The best way is to put the seeds in a plastic bag (ziplock) of slightly moist seed starting mixture or cactus planting mixture. Leave plastic bag at 65-70F for 4 months keeping it barely moist. Then put in the fridge for 3 month at which time small bulbs develop. Finally bring out and plant the small bulbs 1/4" deep in small pots. Plant outdoors after last chance of frost.

Oriental lilies will not create plants which are true to type (e.g. the offspring will most likely not look like the parent).

It is often easier to simply scale the lily to create more lilies.

You can use below link for an explanation how to do that.

I started of by mentioning that some asiatic and tiger lilies (lilium lancifolium) produce bulbils at the leaf axis (along the leaves of the stem) and that orientals do not do that. Below you can see a picture of bulbils on a tiger lily.

The bulbils are clones (100% identical to the mother plant) and can be planted shallowly in loose soil (mix compost or potting soil into the top 3" of soil and plant covered with 1/2" of amended soil. Then cover with 2" layer of shredded leaves in early winter, and remove this layer in early spring).

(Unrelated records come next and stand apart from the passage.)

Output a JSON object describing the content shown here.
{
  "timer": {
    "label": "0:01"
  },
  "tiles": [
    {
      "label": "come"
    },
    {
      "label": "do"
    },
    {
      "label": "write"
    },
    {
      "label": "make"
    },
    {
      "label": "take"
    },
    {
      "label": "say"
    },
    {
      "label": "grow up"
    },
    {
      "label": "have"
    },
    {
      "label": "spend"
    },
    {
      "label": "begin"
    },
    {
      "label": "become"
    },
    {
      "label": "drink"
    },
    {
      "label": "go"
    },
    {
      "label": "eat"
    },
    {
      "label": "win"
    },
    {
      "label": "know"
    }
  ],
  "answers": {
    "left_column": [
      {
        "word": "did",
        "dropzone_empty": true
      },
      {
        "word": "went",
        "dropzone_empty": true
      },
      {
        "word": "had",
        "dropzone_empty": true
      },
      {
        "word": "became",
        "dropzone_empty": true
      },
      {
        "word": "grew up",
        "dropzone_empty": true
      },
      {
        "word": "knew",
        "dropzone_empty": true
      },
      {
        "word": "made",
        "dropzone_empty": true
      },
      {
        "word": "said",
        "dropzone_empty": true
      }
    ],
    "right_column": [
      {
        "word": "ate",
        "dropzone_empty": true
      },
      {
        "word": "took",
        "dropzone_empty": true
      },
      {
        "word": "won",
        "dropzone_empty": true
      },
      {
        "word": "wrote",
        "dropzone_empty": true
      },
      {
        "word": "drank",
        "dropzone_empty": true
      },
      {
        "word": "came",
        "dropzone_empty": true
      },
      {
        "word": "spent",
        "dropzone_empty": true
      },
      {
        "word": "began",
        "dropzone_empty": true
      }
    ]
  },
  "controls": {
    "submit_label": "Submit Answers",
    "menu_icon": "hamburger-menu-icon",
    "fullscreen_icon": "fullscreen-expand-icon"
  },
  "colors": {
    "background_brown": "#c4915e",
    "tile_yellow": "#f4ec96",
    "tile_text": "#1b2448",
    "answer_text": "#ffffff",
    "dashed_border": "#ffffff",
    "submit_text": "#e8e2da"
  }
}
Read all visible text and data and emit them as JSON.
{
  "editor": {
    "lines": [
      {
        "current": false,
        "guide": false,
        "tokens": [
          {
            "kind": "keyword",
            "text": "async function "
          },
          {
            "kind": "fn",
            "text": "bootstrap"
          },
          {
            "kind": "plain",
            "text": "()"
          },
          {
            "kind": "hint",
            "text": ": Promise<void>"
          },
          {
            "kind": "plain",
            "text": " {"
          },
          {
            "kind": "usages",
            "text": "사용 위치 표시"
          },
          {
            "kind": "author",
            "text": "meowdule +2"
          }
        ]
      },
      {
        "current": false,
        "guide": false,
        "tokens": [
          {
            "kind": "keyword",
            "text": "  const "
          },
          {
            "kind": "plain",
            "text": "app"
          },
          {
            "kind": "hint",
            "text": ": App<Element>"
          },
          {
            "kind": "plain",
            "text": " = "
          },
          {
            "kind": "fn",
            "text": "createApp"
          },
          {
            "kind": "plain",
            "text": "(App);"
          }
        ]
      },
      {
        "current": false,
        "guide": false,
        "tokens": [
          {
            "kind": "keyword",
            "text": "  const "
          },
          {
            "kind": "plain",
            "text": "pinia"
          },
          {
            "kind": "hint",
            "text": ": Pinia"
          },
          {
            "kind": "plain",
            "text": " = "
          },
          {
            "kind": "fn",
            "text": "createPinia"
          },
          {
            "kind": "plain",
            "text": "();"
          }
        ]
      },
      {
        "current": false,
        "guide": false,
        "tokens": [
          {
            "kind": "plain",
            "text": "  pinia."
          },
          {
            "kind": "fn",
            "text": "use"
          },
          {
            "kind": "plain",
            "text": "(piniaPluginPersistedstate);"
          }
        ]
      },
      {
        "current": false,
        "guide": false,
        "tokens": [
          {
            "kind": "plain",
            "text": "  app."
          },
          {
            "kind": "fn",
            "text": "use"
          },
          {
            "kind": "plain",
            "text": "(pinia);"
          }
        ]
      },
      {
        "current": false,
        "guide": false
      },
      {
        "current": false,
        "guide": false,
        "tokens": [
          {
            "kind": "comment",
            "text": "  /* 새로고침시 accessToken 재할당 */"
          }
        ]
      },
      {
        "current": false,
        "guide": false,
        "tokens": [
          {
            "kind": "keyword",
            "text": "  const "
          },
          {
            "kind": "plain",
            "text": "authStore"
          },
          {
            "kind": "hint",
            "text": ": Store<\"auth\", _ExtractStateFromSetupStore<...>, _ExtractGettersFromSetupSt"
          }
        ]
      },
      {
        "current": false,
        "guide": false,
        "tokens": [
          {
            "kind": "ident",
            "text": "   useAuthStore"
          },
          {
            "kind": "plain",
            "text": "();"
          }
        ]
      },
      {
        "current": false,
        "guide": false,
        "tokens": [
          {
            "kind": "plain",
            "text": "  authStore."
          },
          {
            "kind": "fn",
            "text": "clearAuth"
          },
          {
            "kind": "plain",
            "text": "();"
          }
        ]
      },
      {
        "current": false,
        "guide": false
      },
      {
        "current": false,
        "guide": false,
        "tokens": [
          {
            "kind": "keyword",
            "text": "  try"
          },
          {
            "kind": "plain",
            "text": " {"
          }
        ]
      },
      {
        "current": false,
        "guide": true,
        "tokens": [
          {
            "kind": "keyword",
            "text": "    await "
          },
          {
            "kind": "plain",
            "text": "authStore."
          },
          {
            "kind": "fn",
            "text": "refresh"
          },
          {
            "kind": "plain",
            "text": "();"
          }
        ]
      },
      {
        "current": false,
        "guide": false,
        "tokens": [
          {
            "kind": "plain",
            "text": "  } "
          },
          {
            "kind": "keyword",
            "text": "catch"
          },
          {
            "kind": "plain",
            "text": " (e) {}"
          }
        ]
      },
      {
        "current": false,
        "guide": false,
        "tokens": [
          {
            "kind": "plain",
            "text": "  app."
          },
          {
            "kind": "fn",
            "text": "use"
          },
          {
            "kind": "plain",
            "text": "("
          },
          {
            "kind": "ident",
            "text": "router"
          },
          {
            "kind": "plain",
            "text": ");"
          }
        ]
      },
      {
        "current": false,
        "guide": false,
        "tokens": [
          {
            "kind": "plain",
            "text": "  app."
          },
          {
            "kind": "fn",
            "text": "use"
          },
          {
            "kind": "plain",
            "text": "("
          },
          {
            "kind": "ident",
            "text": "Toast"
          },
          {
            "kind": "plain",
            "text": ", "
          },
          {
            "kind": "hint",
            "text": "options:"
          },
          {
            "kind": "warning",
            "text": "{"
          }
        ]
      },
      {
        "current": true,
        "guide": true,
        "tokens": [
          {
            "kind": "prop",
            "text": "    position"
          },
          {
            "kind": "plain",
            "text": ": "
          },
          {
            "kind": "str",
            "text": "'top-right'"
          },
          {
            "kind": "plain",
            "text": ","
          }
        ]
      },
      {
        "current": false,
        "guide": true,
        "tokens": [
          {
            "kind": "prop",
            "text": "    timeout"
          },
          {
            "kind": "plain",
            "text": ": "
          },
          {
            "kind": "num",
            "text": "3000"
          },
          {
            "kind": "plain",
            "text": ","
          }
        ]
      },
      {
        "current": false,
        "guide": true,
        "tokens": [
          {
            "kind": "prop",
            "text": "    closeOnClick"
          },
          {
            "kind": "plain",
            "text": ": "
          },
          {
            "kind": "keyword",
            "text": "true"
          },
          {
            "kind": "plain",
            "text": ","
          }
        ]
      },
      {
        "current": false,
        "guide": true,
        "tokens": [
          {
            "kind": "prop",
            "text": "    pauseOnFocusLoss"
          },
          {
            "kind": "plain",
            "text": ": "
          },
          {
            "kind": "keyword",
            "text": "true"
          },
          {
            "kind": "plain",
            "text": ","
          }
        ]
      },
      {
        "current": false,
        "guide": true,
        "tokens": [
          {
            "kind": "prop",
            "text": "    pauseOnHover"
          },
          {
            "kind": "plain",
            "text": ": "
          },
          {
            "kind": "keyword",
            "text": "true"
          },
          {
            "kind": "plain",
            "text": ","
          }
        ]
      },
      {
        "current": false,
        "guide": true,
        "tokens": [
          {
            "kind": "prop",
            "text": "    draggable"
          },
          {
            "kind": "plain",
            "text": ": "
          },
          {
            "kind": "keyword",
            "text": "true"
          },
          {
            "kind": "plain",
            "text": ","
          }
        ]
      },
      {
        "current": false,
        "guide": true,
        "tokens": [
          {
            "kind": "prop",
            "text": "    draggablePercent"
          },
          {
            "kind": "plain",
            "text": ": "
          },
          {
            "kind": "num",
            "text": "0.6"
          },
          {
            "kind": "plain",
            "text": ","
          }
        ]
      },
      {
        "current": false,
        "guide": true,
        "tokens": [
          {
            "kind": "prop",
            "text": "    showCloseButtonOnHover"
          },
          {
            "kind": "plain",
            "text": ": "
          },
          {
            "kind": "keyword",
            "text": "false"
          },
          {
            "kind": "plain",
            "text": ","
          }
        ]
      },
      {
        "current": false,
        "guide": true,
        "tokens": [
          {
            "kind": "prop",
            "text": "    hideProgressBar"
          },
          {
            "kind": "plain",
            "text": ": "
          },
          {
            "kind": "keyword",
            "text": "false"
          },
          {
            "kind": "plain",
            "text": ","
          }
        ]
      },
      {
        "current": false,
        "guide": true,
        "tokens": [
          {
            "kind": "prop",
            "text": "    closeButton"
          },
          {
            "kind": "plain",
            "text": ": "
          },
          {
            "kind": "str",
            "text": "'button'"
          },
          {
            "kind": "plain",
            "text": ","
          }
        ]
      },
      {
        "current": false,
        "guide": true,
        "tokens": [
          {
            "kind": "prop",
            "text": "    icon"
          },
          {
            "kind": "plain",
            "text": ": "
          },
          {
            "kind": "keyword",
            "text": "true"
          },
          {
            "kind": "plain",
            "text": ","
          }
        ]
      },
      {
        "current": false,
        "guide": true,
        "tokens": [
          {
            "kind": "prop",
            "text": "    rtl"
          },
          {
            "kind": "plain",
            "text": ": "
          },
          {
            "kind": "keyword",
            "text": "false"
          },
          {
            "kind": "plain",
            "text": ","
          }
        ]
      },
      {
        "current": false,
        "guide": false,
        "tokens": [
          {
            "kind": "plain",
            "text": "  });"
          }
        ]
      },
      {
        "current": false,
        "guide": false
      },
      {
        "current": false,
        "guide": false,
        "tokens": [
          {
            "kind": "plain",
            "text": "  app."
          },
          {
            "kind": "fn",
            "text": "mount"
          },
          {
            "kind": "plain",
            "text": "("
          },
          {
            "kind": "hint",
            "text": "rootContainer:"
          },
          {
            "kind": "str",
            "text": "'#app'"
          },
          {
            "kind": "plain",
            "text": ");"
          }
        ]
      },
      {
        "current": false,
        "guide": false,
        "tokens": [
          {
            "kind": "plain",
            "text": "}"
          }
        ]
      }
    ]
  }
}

The bulbils will create flowering lilies in 2-3 years.

Note: bulbils are identical clones which occur on some asiatic and tiger lilies. Oriental lilies do not produce them. You have to reproduce them via seeds (which takes about 5 years to bloom) and which will not create identical results. You can also scale the oriental lily bulb as mentioned in the referenced article.

Article link:

Here is a picture of a lily with bulbils. The bulbils should be harvested and planted after flowering is complete. As mentioned, bulbils are not seeds but actually miniature (cloned) bulbs ready to be planted.

Here is a link that might be useful: Scaling lily bulbs - article


clipped on: 01.20.2008 at 10:02 pm    last updated on: 01.20.2008 at 10:03 pm